WHAT TO WORK ON:
The records below are to be set down again exactly, with the pictures left out.

SOURCE RECORDS:
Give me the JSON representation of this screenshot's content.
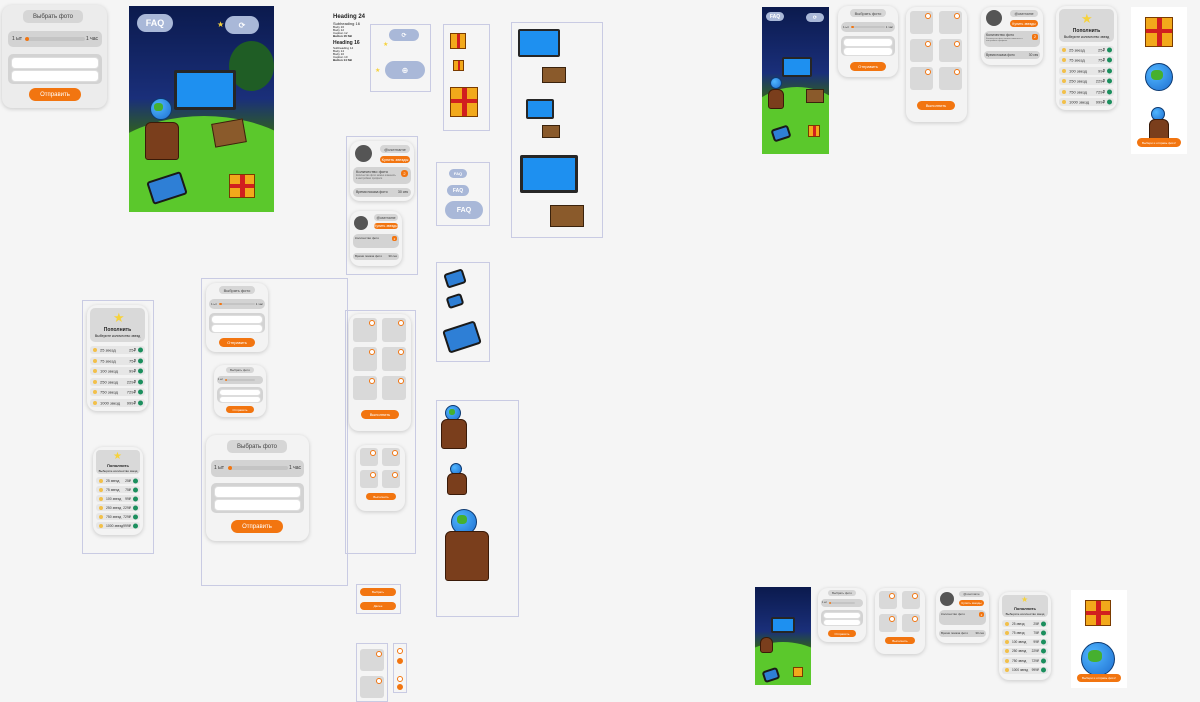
{
  "upload": {
    "title": "Выбрать фото",
    "slider_min": "1 ыт",
    "slider_max": "1 час",
    "slider_min_alt": "1 ыта",
    "submit": "Отправить",
    "field1_placeholder": "",
    "field2_placeholder": "",
    "slider_value_fraction": 0.05
  },
  "faq_label": "FAQ",
  "typography": {
    "h24": "Heading 24",
    "sub16": "Subheading 16",
    "body16": "Body 16",
    "body12": "Body 12",
    "caption": "Caption 12",
    "button": "Button 16 SB",
    "h16": "Heading 16",
    "sub14": "Subheading 14",
    "body14": "Body 14",
    "body10": "Body 10",
    "caption10": "Caption 10",
    "button14": "Button 14 SB"
  },
  "profile": {
    "badge": "@username",
    "action": "Купить звезды",
    "photos_label": "Количество фото",
    "photos_count": "2",
    "hint": "Количество фото можно изменить в настройках профиля",
    "time_label": "Время показа фото",
    "time_value": "30 сек"
  },
  "topup": {
    "title": "Пополнить",
    "subtitle": "Выберите количество звезд",
    "options": [
      {
        "label": "25 звезд",
        "price": "25₽"
      },
      {
        "label": "75 звезд",
        "price": "75₽"
      },
      {
        "label": "100 звезд",
        "price": "99₽"
      },
      {
        "label": "250 звезд",
        "price": "229₽"
      },
      {
        "label": "750 звезд",
        "price": "729₽"
      },
      {
        "label": "1000 звезд",
        "price": "999₽"
      }
    ]
  },
  "grid_screen": {
    "button": "Выполнить"
  },
  "small_buttons": {
    "b1": "Выбрать",
    "b2": "Далее"
  },
  "promo": {
    "caption": "Выбери и отправь фото!"
  },
  "colors": {
    "accent": "#f27510",
    "bg": "#f5f5f5",
    "card": "#ececec",
    "ok": "#1c8f5e"
  }
}
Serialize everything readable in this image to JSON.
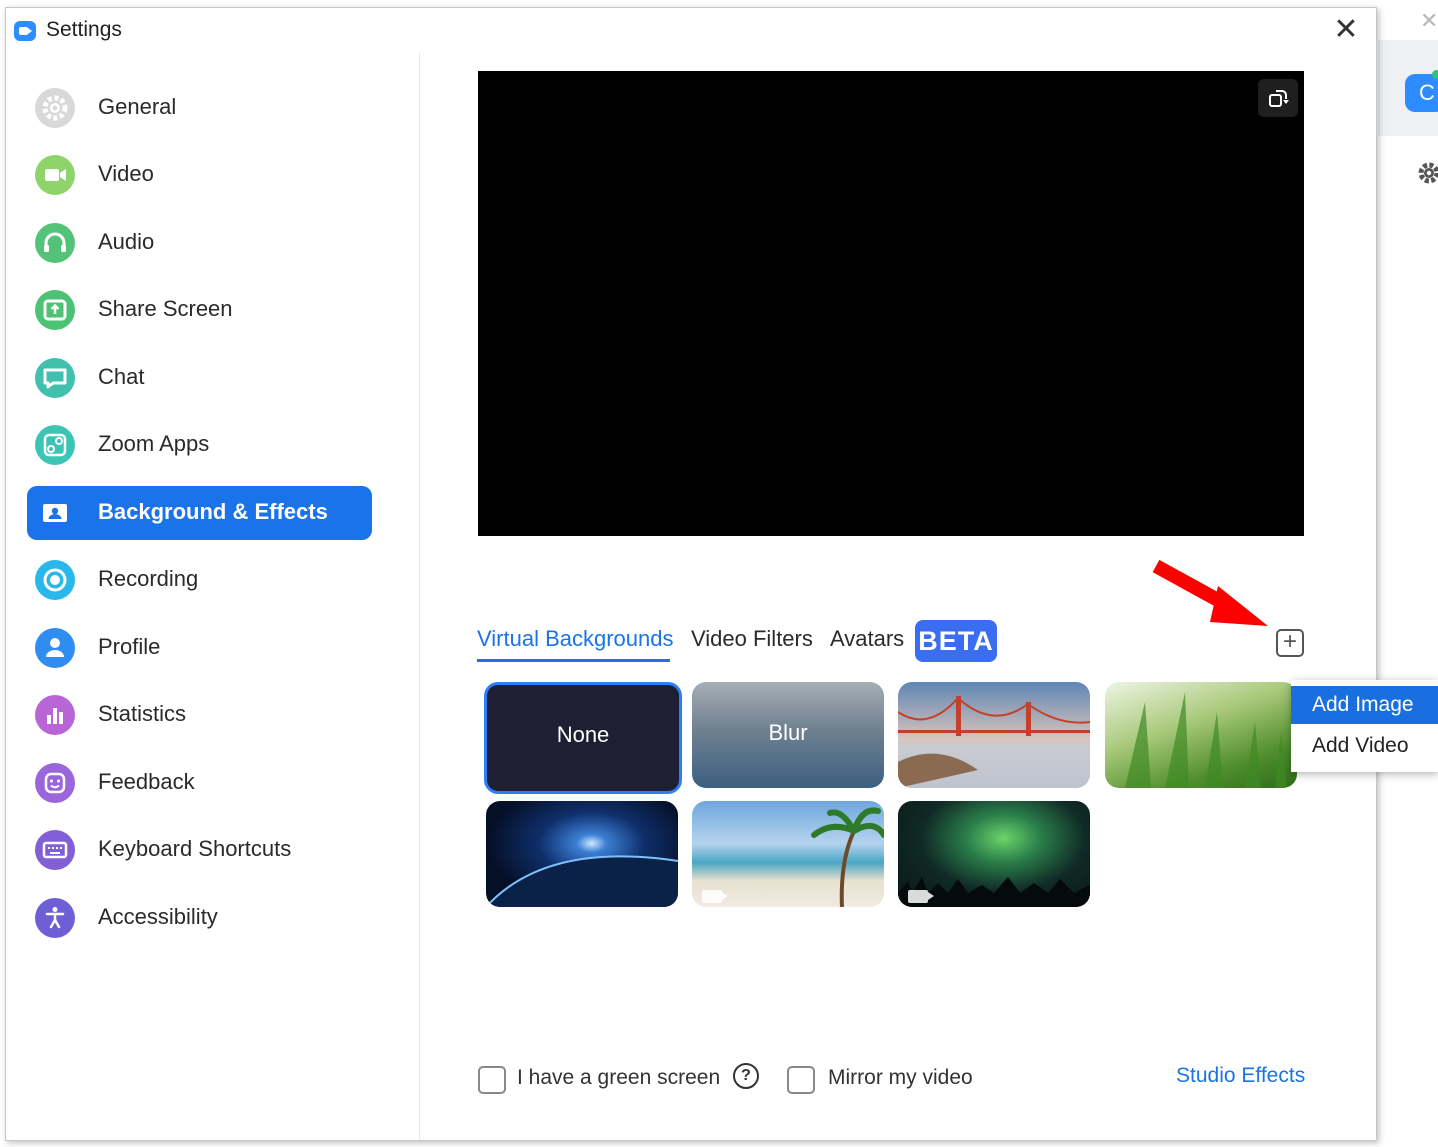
{
  "window": {
    "title": "Settings",
    "close_glyph": "✕"
  },
  "sidebar": {
    "items": [
      {
        "label": "General",
        "icon": "gear-icon",
        "color": "#d0d0d0"
      },
      {
        "label": "Video",
        "icon": "video-camera-icon",
        "color": "#8fd36b"
      },
      {
        "label": "Audio",
        "icon": "headphones-icon",
        "color": "#55c27a"
      },
      {
        "label": "Share Screen",
        "icon": "share-screen-icon",
        "color": "#4cc274"
      },
      {
        "label": "Chat",
        "icon": "chat-bubble-icon",
        "color": "#3fc1ad"
      },
      {
        "label": "Zoom Apps",
        "icon": "apps-icon",
        "color": "#3cc5b5"
      },
      {
        "label": "Background & Effects",
        "icon": "background-portrait-icon",
        "color": "#1a73e8"
      },
      {
        "label": "Recording",
        "icon": "record-icon",
        "color": "#2ab8ea"
      },
      {
        "label": "Profile",
        "icon": "user-icon",
        "color": "#2f8cf0"
      },
      {
        "label": "Statistics",
        "icon": "bar-chart-icon",
        "color": "#b866d6"
      },
      {
        "label": "Feedback",
        "icon": "smile-icon",
        "color": "#9a66dc"
      },
      {
        "label": "Keyboard Shortcuts",
        "icon": "keyboard-icon",
        "color": "#8160d6"
      },
      {
        "label": "Accessibility",
        "icon": "accessibility-icon",
        "color": "#6e5fd6"
      }
    ],
    "active_index": 6
  },
  "main": {
    "tabs": [
      {
        "label": "Virtual Backgrounds",
        "active": true
      },
      {
        "label": "Video Filters",
        "active": false
      },
      {
        "label": "Avatars",
        "active": false
      }
    ],
    "beta_badge": "BETA",
    "add_button_glyph": "+",
    "backgrounds": [
      {
        "label": "None",
        "selected": true
      },
      {
        "label": "Blur"
      },
      {
        "icon": "golden-gate-bridge-image"
      },
      {
        "icon": "grass-image"
      },
      {
        "icon": "earth-from-space-image"
      },
      {
        "icon": "beach-palm-video"
      },
      {
        "icon": "aurora-video"
      }
    ],
    "menu": {
      "add_image": "Add Image",
      "add_video": "Add Video"
    },
    "options": {
      "green_screen": "I have a green screen",
      "help_glyph": "?",
      "mirror": "Mirror my video",
      "studio_effects": "Studio Effects"
    }
  },
  "background_app": {
    "avatar_letter": "C",
    "close_glyph": "✕"
  },
  "colors": {
    "accent": "#1a73e8",
    "arrow": "#ff0000",
    "beta": "#3a6df0"
  }
}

TASK ANSWER:
Give me the JSON representation of this screenshot's content.
{
  "upload": {
    "title": "Выбрать фото",
    "slider_min": "1 ыт",
    "slider_max": "1 час",
    "slider_min_alt": "1 ыта",
    "submit": "Отправить",
    "field1_placeholder": "",
    "field2_placeholder": "",
    "slider_value_fraction": 0.05
  },
  "faq_label": "FAQ",
  "typography": {
    "h24": "Heading 24",
    "sub16": "Subheading 16",
    "body16": "Body 16",
    "body12": "Body 12",
    "caption": "Caption 12",
    "button": "Button 16 SB",
    "h16": "Heading 16",
    "sub14": "Subheading 14",
    "body14": "Body 14",
    "body10": "Body 10",
    "caption10": "Caption 10",
    "button14": "Button 14 SB"
  },
  "profile": {
    "badge": "@username",
    "action": "Купить звезды",
    "photos_label": "Количество фото",
    "photos_count": "2",
    "hint": "Количество фото можно изменить в настройках профиля",
    "time_label": "Время показа фото",
    "time_value": "30 сек"
  },
  "topup": {
    "title": "Пополнить",
    "subtitle": "Выберите количество звезд",
    "options": [
      {
        "label": "25 звезд",
        "price": "25₽"
      },
      {
        "label": "75 звезд",
        "price": "75₽"
      },
      {
        "label": "100 звезд",
        "price": "99₽"
      },
      {
        "label": "250 звезд",
        "price": "229₽"
      },
      {
        "label": "750 звезд",
        "price": "729₽"
      },
      {
        "label": "1000 звезд",
        "price": "999₽"
      }
    ]
  },
  "grid_screen": {
    "button": "Выполнить"
  },
  "small_buttons": {
    "b1": "Выбрать",
    "b2": "Далее"
  },
  "promo": {
    "caption": "Выбери и отправь фото!"
  },
  "colors": {
    "accent": "#f27510",
    "bg": "#f5f5f5",
    "card": "#ececec",
    "ok": "#1c8f5e"
  }
}
Serialize everything readable in this image to JSON.
{
  "window": {
    "title": "Settings",
    "close_glyph": "✕"
  },
  "sidebar": {
    "items": [
      {
        "label": "General",
        "icon": "gear-icon",
        "color": "#d0d0d0"
      },
      {
        "label": "Video",
        "icon": "video-camera-icon",
        "color": "#8fd36b"
      },
      {
        "label": "Audio",
        "icon": "headphones-icon",
        "color": "#55c27a"
      },
      {
        "label": "Share Screen",
        "icon": "share-screen-icon",
        "color": "#4cc274"
      },
      {
        "label": "Chat",
        "icon": "chat-bubble-icon",
        "color": "#3fc1ad"
      },
      {
        "label": "Zoom Apps",
        "icon": "apps-icon",
        "color": "#3cc5b5"
      },
      {
        "label": "Background & Effects",
        "icon": "background-portrait-icon",
        "color": "#1a73e8"
      },
      {
        "label": "Recording",
        "icon": "record-icon",
        "color": "#2ab8ea"
      },
      {
        "label": "Profile",
        "icon": "user-icon",
        "color": "#2f8cf0"
      },
      {
        "label": "Statistics",
        "icon": "bar-chart-icon",
        "color": "#b866d6"
      },
      {
        "label": "Feedback",
        "icon": "smile-icon",
        "color": "#9a66dc"
      },
      {
        "label": "Keyboard Shortcuts",
        "icon": "keyboard-icon",
        "color": "#8160d6"
      },
      {
        "label": "Accessibility",
        "icon": "accessibility-icon",
        "color": "#6e5fd6"
      }
    ],
    "active_index": 6
  },
  "main": {
    "tabs": [
      {
        "label": "Virtual Backgrounds",
        "active": true
      },
      {
        "label": "Video Filters",
        "active": false
      },
      {
        "label": "Avatars",
        "active": false
      }
    ],
    "beta_badge": "BETA",
    "add_button_glyph": "+",
    "backgrounds": [
      {
        "label": "None",
        "selected": true
      },
      {
        "label": "Blur"
      },
      {
        "icon": "golden-gate-bridge-image"
      },
      {
        "icon": "grass-image"
      },
      {
        "icon": "earth-from-space-image"
      },
      {
        "icon": "beach-palm-video"
      },
      {
        "icon": "aurora-video"
      }
    ],
    "menu": {
      "add_image": "Add Image",
      "add_video": "Add Video"
    },
    "options": {
      "green_screen": "I have a green screen",
      "help_glyph": "?",
      "mirror": "Mirror my video",
      "studio_effects": "Studio Effects"
    }
  },
  "background_app": {
    "avatar_letter": "C",
    "close_glyph": "✕"
  },
  "colors": {
    "accent": "#1a73e8",
    "arrow": "#ff0000",
    "beta": "#3a6df0"
  }
}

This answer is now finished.